● EXERCISE PROMPT
Hunt for the word "title" across the entries below, copying each line that holds it.

● STUDY MATERIAL
===============

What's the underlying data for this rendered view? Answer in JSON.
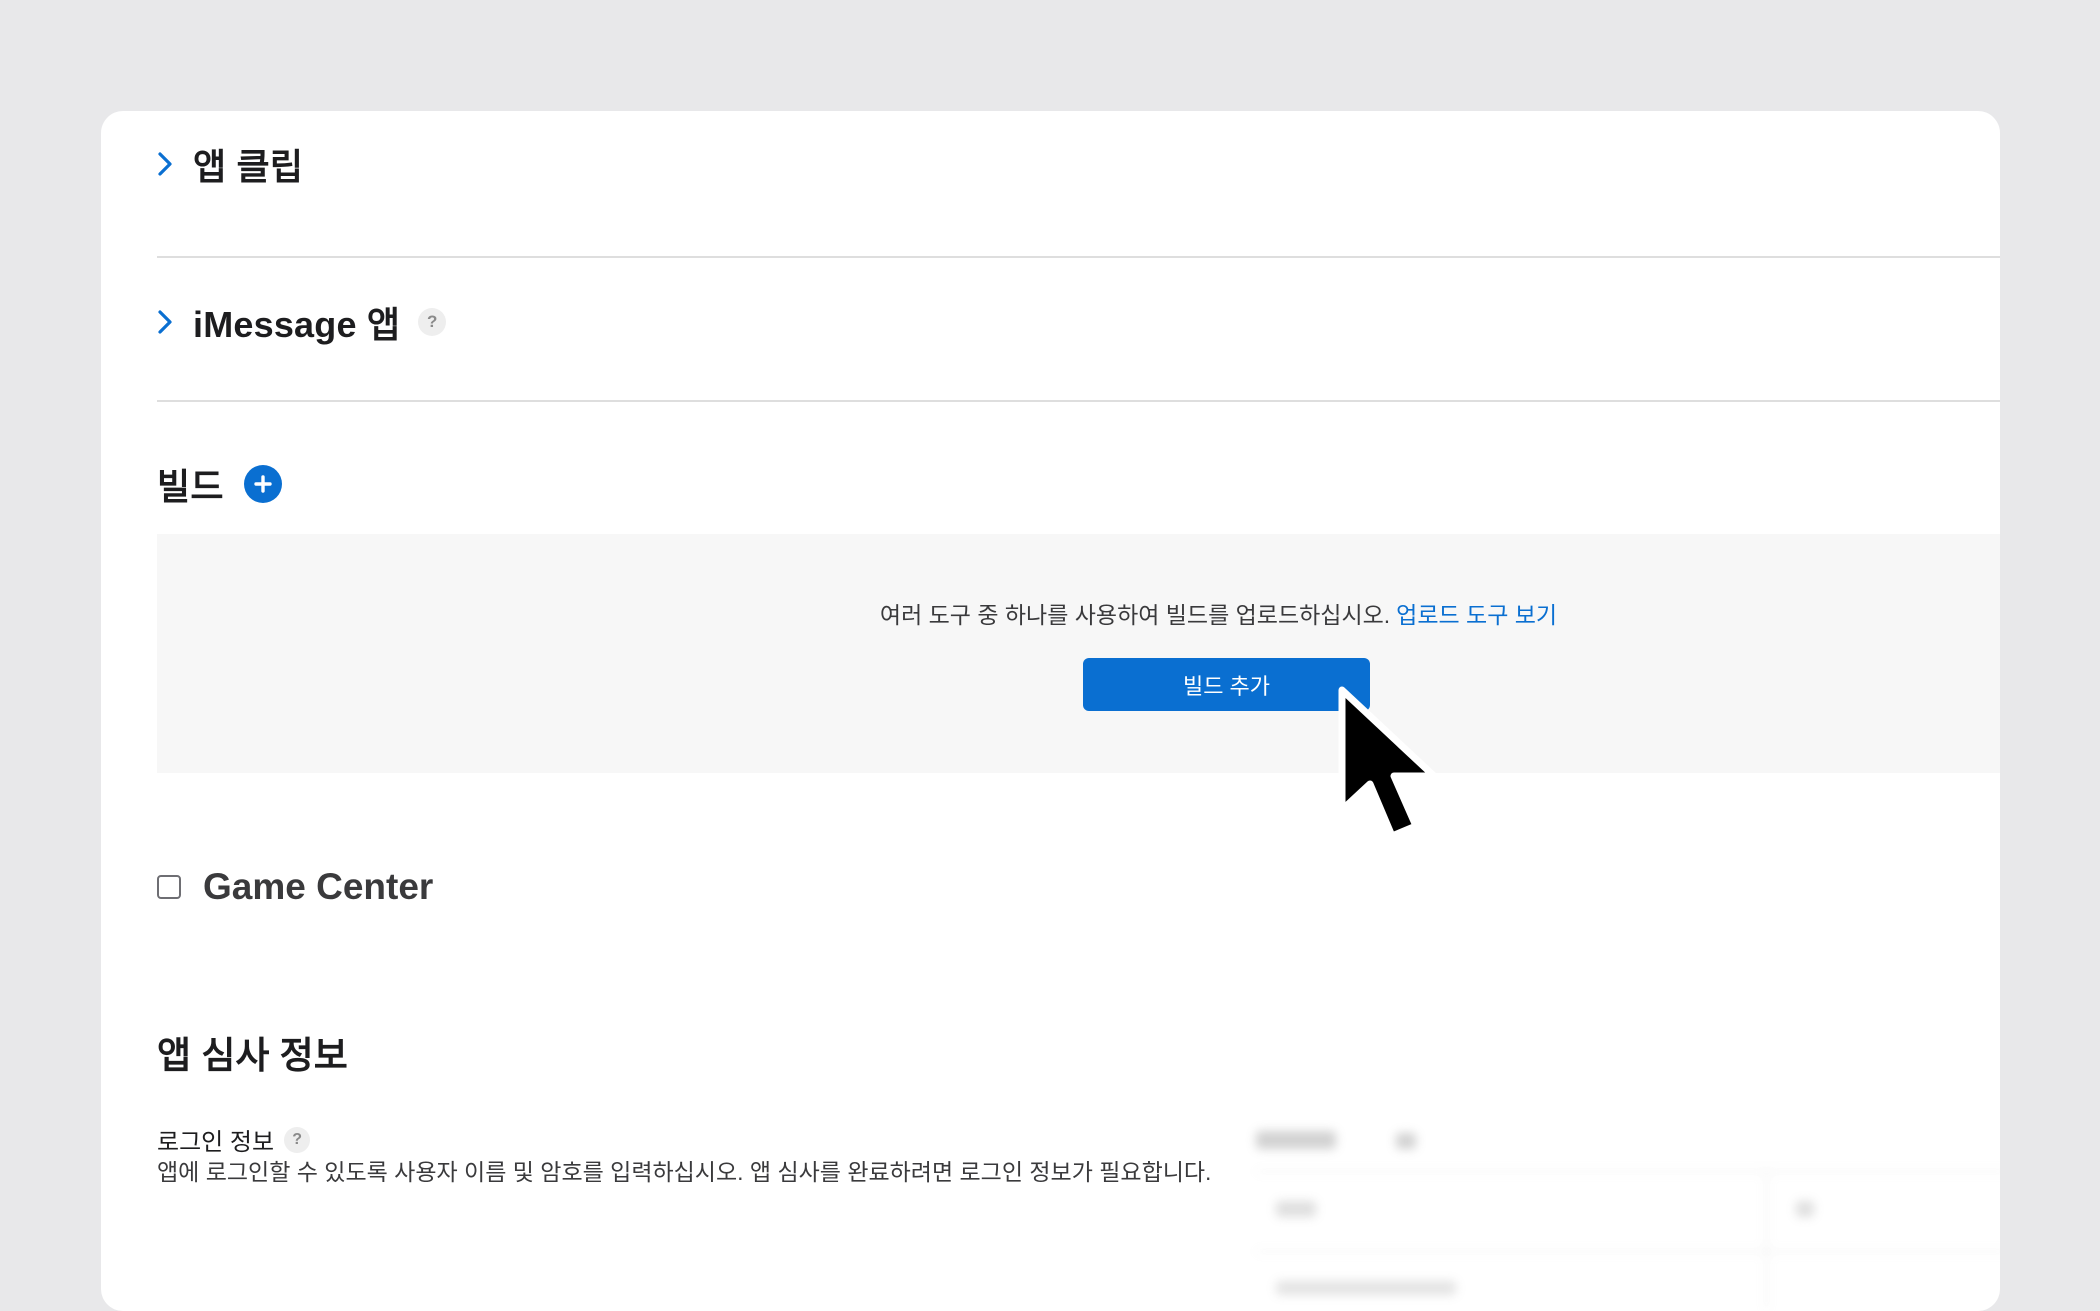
{
  "sections": {
    "app_clips": {
      "title": "앱 클립"
    },
    "imessage": {
      "title": "iMessage 앱",
      "help": "?"
    },
    "builds": {
      "title": "빌드",
      "message": "여러 도구 중 하나를 사용하여 빌드를 업로드하십시오.",
      "link": "업로드 도구 보기",
      "add_button": "빌드 추가"
    },
    "game_center": {
      "label": "Game Center",
      "checked": false
    },
    "review": {
      "title": "앱 심사 정보",
      "login_label": "로그인 정보",
      "login_help": "?",
      "login_desc": "앱에 로그인할 수 있도록 사용자 이름 및 암호를 입력하십시오. 앱 심사를 완료하려면 로그인 정보가 필요합니다."
    }
  },
  "colors": {
    "accent": "#0a6fd1",
    "background": "#e8e8ea",
    "card": "#ffffff"
  },
  "icons": {
    "chevron": "chevron-right-icon",
    "add": "plus-circle-icon",
    "help": "question-mark-icon",
    "cursor": "mouse-pointer-icon"
  }
}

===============

● RESPONSE AREA
      "title": "앱 클립"
      "title": "iMessage 앱",
      "title": "빌드",
      "title": "앱 심사 정보",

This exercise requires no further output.